Element data from apps and pages
==========

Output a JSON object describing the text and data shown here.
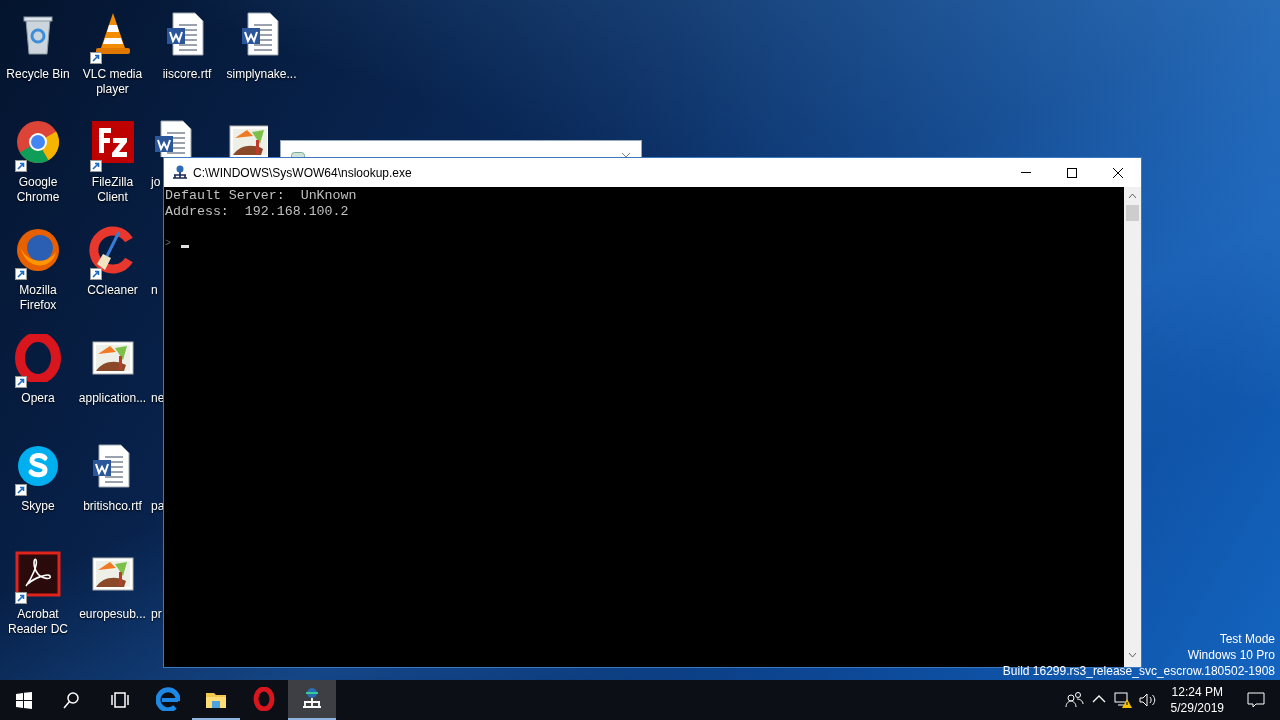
{
  "desktop": {
    "columns": [
      [
        {
          "label": "Recycle Bin",
          "kind": "recycle",
          "shortcut": false
        },
        {
          "label": "Google Chrome",
          "kind": "chrome",
          "shortcut": true
        },
        {
          "label": "Mozilla Firefox",
          "kind": "firefox",
          "shortcut": true
        },
        {
          "label": "Opera",
          "kind": "opera",
          "shortcut": true
        },
        {
          "label": "Skype",
          "kind": "skype",
          "shortcut": true
        },
        {
          "label": "Acrobat Reader DC",
          "kind": "acrobat",
          "shortcut": true
        }
      ],
      [
        {
          "label": "VLC media player",
          "kind": "vlc",
          "shortcut": true
        },
        {
          "label": "FileZilla Client",
          "kind": "filezilla",
          "shortcut": true
        },
        {
          "label": "CCleaner",
          "kind": "ccleaner",
          "shortcut": true
        },
        {
          "label": "application...",
          "kind": "image",
          "shortcut": false
        },
        {
          "label": "britishco.rtf",
          "kind": "word",
          "shortcut": false
        },
        {
          "label": "europesub...",
          "kind": "image",
          "shortcut": false
        }
      ],
      [
        {
          "label": "iiscore.rtf",
          "kind": "word",
          "shortcut": false
        },
        {
          "label": "jo",
          "kind": "word",
          "shortcut": false,
          "covered": true
        },
        {
          "label": "n",
          "covered": true
        },
        {
          "label": "ne",
          "covered": true
        },
        {
          "label": "pa",
          "covered": true
        },
        {
          "label": "pr",
          "covered": true
        }
      ],
      [
        {
          "label": "simplynake...",
          "kind": "word",
          "shortcut": false
        },
        {
          "kind": "image",
          "shortcut": false,
          "covered": true
        }
      ]
    ]
  },
  "background_window": {
    "kind": "properties"
  },
  "console": {
    "title": "C:\\WINDOWS\\SysWOW64\\nslookup.exe",
    "lines": [
      "Default Server:  UnKnown",
      "Address:  192.168.100.2"
    ],
    "prompt": ">"
  },
  "os_watermark": [
    "Test Mode",
    "Windows 10 Pro",
    "Build 16299.rs3_release_svc_escrow.180502-1908"
  ],
  "taskbar": {
    "buttons": [
      {
        "kind": "start"
      },
      {
        "kind": "search"
      },
      {
        "kind": "task_view"
      }
    ],
    "apps": [
      {
        "kind": "edge",
        "running": false,
        "active": false
      },
      {
        "kind": "explorer",
        "running": true,
        "active": false
      },
      {
        "kind": "opera",
        "running": false,
        "active": false
      },
      {
        "kind": "nslookup",
        "running": true,
        "active": true
      }
    ],
    "tray": [
      {
        "kind": "people"
      },
      {
        "kind": "chevron"
      },
      {
        "kind": "network"
      },
      {
        "kind": "volume"
      }
    ],
    "time": "12:24 PM",
    "date": "5/29/2019"
  }
}
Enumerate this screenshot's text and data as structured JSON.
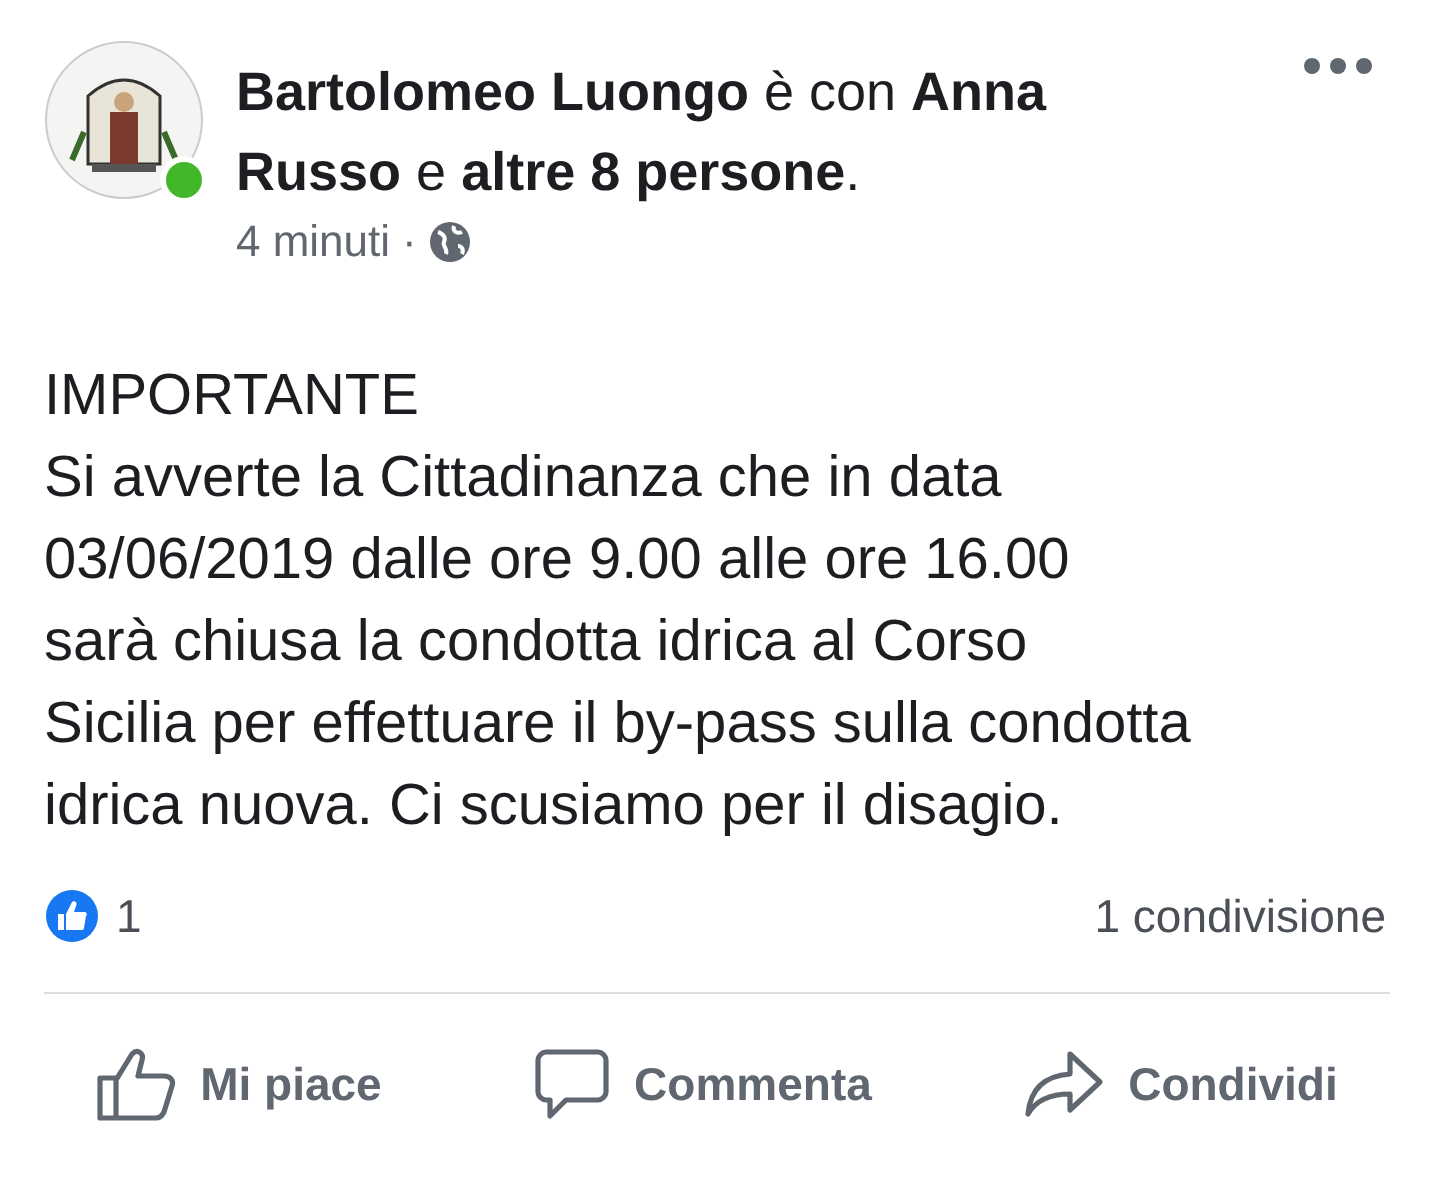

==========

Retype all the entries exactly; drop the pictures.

Output a JSON object describing the text and data shown here.
{
  "desktop": {
    "columns": [
      [
        {
          "label": "Recycle Bin",
          "kind": "recycle",
          "shortcut": false
        },
        {
          "label": "Google Chrome",
          "kind": "chrome",
          "shortcut": true
        },
        {
          "label": "Mozilla Firefox",
          "kind": "firefox",
          "shortcut": true
        },
        {
          "label": "Opera",
          "kind": "opera",
          "shortcut": true
        },
        {
          "label": "Skype",
          "kind": "skype",
          "shortcut": true
        },
        {
          "label": "Acrobat Reader DC",
          "kind": "acrobat",
          "shortcut": true
        }
      ],
      [
        {
          "label": "VLC media player",
          "kind": "vlc",
          "shortcut": true
        },
        {
          "label": "FileZilla Client",
          "kind": "filezilla",
          "shortcut": true
        },
        {
          "label": "CCleaner",
          "kind": "ccleaner",
          "shortcut": true
        },
        {
          "label": "application...",
          "kind": "image",
          "shortcut": false
        },
        {
          "label": "britishco.rtf",
          "kind": "word",
          "shortcut": false
        },
        {
          "label": "europesub...",
          "kind": "image",
          "shortcut": false
        }
      ],
      [
        {
          "label": "iiscore.rtf",
          "kind": "word",
          "shortcut": false
        },
        {
          "label": "jo",
          "kind": "word",
          "shortcut": false,
          "covered": true
        },
        {
          "label": "n",
          "covered": true
        },
        {
          "label": "ne",
          "covered": true
        },
        {
          "label": "pa",
          "covered": true
        },
        {
          "label": "pr",
          "covered": true
        }
      ],
      [
        {
          "label": "simplynake...",
          "kind": "word",
          "shortcut": false
        },
        {
          "kind": "image",
          "shortcut": false,
          "covered": true
        }
      ]
    ]
  },
  "background_window": {
    "kind": "properties"
  },
  "console": {
    "title": "C:\\WINDOWS\\SysWOW64\\nslookup.exe",
    "lines": [
      "Default Server:  UnKnown",
      "Address:  192.168.100.2"
    ],
    "prompt": ">"
  },
  "os_watermark": [
    "Test Mode",
    "Windows 10 Pro",
    "Build 16299.rs3_release_svc_escrow.180502-1908"
  ],
  "taskbar": {
    "buttons": [
      {
        "kind": "start"
      },
      {
        "kind": "search"
      },
      {
        "kind": "task_view"
      }
    ],
    "apps": [
      {
        "kind": "edge",
        "running": false,
        "active": false
      },
      {
        "kind": "explorer",
        "running": true,
        "active": false
      },
      {
        "kind": "opera",
        "running": false,
        "active": false
      },
      {
        "kind": "nslookup",
        "running": true,
        "active": true
      }
    ],
    "tray": [
      {
        "kind": "people"
      },
      {
        "kind": "chevron"
      },
      {
        "kind": "network"
      },
      {
        "kind": "volume"
      }
    ],
    "time": "12:24 PM",
    "date": "5/29/2019"
  }
}
Enumerate this screenshot's text and data as structured JSON.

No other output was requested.